**Materials provided:**
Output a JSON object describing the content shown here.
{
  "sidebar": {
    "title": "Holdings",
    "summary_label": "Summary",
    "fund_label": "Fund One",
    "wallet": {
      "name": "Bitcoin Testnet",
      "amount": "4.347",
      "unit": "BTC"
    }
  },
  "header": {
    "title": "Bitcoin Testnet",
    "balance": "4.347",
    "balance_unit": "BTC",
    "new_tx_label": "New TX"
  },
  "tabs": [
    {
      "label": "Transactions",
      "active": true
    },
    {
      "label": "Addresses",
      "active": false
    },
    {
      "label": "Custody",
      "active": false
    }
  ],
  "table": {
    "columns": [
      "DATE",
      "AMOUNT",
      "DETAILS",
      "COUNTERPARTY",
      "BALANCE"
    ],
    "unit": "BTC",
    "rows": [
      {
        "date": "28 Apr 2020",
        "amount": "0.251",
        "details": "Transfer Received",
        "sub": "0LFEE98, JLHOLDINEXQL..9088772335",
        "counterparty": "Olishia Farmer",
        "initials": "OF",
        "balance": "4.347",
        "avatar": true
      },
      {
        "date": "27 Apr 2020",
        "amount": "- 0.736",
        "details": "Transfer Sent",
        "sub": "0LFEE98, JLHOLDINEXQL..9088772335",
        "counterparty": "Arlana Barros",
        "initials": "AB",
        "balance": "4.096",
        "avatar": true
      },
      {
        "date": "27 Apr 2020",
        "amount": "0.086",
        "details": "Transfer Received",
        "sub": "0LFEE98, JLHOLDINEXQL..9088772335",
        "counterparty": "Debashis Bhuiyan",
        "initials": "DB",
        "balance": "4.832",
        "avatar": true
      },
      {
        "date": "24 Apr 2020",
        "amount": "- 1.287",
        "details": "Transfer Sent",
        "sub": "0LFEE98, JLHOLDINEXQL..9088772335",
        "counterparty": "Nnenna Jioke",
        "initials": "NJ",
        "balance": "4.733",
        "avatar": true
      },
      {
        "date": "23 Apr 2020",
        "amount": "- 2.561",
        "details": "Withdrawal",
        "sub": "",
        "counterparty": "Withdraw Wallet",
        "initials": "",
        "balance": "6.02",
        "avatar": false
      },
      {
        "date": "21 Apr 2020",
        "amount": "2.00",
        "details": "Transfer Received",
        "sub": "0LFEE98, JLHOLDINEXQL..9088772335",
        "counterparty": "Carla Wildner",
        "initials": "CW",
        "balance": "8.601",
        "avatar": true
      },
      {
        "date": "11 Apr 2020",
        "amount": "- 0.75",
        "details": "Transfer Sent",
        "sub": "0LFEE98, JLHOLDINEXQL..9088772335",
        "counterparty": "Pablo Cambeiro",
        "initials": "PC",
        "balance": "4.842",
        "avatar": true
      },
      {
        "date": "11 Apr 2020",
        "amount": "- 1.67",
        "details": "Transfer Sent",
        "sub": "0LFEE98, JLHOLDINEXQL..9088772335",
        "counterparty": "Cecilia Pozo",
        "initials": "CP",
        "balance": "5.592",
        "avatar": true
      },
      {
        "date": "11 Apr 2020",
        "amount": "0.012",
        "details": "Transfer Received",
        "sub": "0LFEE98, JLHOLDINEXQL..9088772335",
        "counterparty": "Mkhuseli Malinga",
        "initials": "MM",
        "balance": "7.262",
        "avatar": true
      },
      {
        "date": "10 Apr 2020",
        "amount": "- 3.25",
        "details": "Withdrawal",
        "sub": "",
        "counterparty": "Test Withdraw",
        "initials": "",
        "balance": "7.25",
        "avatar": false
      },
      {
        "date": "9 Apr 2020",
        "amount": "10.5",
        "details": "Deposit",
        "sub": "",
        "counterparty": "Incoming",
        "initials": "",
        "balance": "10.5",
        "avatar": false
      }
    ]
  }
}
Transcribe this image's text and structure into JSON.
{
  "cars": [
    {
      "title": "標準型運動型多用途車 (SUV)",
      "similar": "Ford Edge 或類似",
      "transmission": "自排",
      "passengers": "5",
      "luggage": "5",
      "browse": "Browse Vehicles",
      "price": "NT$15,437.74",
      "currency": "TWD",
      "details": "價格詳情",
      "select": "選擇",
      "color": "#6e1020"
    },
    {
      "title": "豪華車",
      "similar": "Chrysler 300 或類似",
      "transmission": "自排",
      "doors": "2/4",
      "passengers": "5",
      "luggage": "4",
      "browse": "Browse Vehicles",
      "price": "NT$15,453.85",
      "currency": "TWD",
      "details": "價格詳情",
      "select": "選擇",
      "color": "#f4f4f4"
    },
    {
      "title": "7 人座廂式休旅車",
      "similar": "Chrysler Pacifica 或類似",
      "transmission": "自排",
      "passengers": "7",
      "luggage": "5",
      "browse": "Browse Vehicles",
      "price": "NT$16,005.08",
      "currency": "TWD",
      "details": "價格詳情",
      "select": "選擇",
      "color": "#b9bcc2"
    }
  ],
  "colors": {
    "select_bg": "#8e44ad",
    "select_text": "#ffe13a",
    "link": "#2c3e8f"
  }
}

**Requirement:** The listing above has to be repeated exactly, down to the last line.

**Answer box:**
Output a JSON object describing the content shown here.
{
  "sidebar": {
    "title": "Holdings",
    "summary_label": "Summary",
    "fund_label": "Fund One",
    "wallet": {
      "name": "Bitcoin Testnet",
      "amount": "4.347",
      "unit": "BTC"
    }
  },
  "header": {
    "title": "Bitcoin Testnet",
    "balance": "4.347",
    "balance_unit": "BTC",
    "new_tx_label": "New TX"
  },
  "tabs": [
    {
      "label": "Transactions",
      "active": true
    },
    {
      "label": "Addresses",
      "active": false
    },
    {
      "label": "Custody",
      "active": false
    }
  ],
  "table": {
    "columns": [
      "DATE",
      "AMOUNT",
      "DETAILS",
      "COUNTERPARTY",
      "BALANCE"
    ],
    "unit": "BTC",
    "rows": [
      {
        "date": "28 Apr 2020",
        "amount": "0.251",
        "details": "Transfer Received",
        "sub": "0LFEE98, JLHOLDINEXQL..9088772335",
        "counterparty": "Olishia Farmer",
        "initials": "OF",
        "balance": "4.347",
        "avatar": true
      },
      {
        "date": "27 Apr 2020",
        "amount": "- 0.736",
        "details": "Transfer Sent",
        "sub": "0LFEE98, JLHOLDINEXQL..9088772335",
        "counterparty": "Arlana Barros",
        "initials": "AB",
        "balance": "4.096",
        "avatar": true
      },
      {
        "date": "27 Apr 2020",
        "amount": "0.086",
        "details": "Transfer Received",
        "sub": "0LFEE98, JLHOLDINEXQL..9088772335",
        "counterparty": "Debashis Bhuiyan",
        "initials": "DB",
        "balance": "4.832",
        "avatar": true
      },
      {
        "date": "24 Apr 2020",
        "amount": "- 1.287",
        "details": "Transfer Sent",
        "sub": "0LFEE98, JLHOLDINEXQL..9088772335",
        "counterparty": "Nnenna Jioke",
        "initials": "NJ",
        "balance": "4.733",
        "avatar": true
      },
      {
        "date": "23 Apr 2020",
        "amount": "- 2.561",
        "details": "Withdrawal",
        "sub": "",
        "counterparty": "Withdraw Wallet",
        "initials": "",
        "balance": "6.02",
        "avatar": false
      },
      {
        "date": "21 Apr 2020",
        "amount": "2.00",
        "details": "Transfer Received",
        "sub": "0LFEE98, JLHOLDINEXQL..9088772335",
        "counterparty": "Carla Wildner",
        "initials": "CW",
        "balance": "8.601",
        "avatar": true
      },
      {
        "date": "11 Apr 2020",
        "amount": "- 0.75",
        "details": "Transfer Sent",
        "sub": "0LFEE98, JLHOLDINEXQL..9088772335",
        "counterparty": "Pablo Cambeiro",
        "initials": "PC",
        "balance": "4.842",
        "avatar": true
      },
      {
        "date": "11 Apr 2020",
        "amount": "- 1.67",
        "details": "Transfer Sent",
        "sub": "0LFEE98, JLHOLDINEXQL..9088772335",
        "counterparty": "Cecilia Pozo",
        "initials": "CP",
        "balance": "5.592",
        "avatar": true
      },
      {
        "date": "11 Apr 2020",
        "amount": "0.012",
        "details": "Transfer Received",
        "sub": "0LFEE98, JLHOLDINEXQL..9088772335",
        "counterparty": "Mkhuseli Malinga",
        "initials": "MM",
        "balance": "7.262",
        "avatar": true
      },
      {
        "date": "10 Apr 2020",
        "amount": "- 3.25",
        "details": "Withdrawal",
        "sub": "",
        "counterparty": "Test Withdraw",
        "initials": "",
        "balance": "7.25",
        "avatar": false
      },
      {
        "date": "9 Apr 2020",
        "amount": "10.5",
        "details": "Deposit",
        "sub": "",
        "counterparty": "Incoming",
        "initials": "",
        "balance": "10.5",
        "avatar": false
      }
    ]
  }
}
Transcribe this image's text and structure into JSON.
{
  "cars": [
    {
      "title": "標準型運動型多用途車 (SUV)",
      "similar": "Ford Edge 或類似",
      "transmission": "自排",
      "passengers": "5",
      "luggage": "5",
      "browse": "Browse Vehicles",
      "price": "NT$15,437.74",
      "currency": "TWD",
      "details": "價格詳情",
      "select": "選擇",
      "color": "#6e1020"
    },
    {
      "title": "豪華車",
      "similar": "Chrysler 300 或類似",
      "transmission": "自排",
      "doors": "2/4",
      "passengers": "5",
      "luggage": "4",
      "browse": "Browse Vehicles",
      "price": "NT$15,453.85",
      "currency": "TWD",
      "details": "價格詳情",
      "select": "選擇",
      "color": "#f4f4f4"
    },
    {
      "title": "7 人座廂式休旅車",
      "similar": "Chrysler Pacifica 或類似",
      "transmission": "自排",
      "passengers": "7",
      "luggage": "5",
      "browse": "Browse Vehicles",
      "price": "NT$16,005.08",
      "currency": "TWD",
      "details": "價格詳情",
      "select": "選擇",
      "color": "#b9bcc2"
    }
  ],
  "colors": {
    "select_bg": "#8e44ad",
    "select_text": "#ffe13a",
    "link": "#2c3e8f"
  }
}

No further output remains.